● What you will do: Copy out the full set of records. Keep every word the same.

● Dataset entries:
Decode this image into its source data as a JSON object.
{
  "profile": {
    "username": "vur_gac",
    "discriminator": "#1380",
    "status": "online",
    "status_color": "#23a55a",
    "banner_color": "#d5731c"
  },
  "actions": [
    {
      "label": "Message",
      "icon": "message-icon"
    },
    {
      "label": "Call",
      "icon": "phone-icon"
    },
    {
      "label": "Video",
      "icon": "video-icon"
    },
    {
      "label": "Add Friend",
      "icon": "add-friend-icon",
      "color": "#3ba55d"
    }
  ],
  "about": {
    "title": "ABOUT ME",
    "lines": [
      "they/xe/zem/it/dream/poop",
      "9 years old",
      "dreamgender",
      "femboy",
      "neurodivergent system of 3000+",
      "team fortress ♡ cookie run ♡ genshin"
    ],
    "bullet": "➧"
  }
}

● Answer to the exercise:
Decode this image into its source data as a JSON object.
{
  "profile": {
    "username": "vur_gac",
    "discriminator": "#1380",
    "status": "online",
    "status_color": "#23a55a",
    "banner_color": "#d5731c"
  },
  "actions": [
    {
      "label": "Message",
      "icon": "message-icon"
    },
    {
      "label": "Call",
      "icon": "phone-icon"
    },
    {
      "label": "Video",
      "icon": "video-icon"
    },
    {
      "label": "Add Friend",
      "icon": "add-friend-icon",
      "color": "#3ba55d"
    }
  ],
  "about": {
    "title": "ABOUT ME",
    "lines": [
      "they/xe/zem/it/dream/poop",
      "9 years old",
      "dreamgender",
      "femboy",
      "neurodivergent system of 3000+",
      "team fortress ♡ cookie run ♡ genshin"
    ],
    "bullet": "➧"
  }
}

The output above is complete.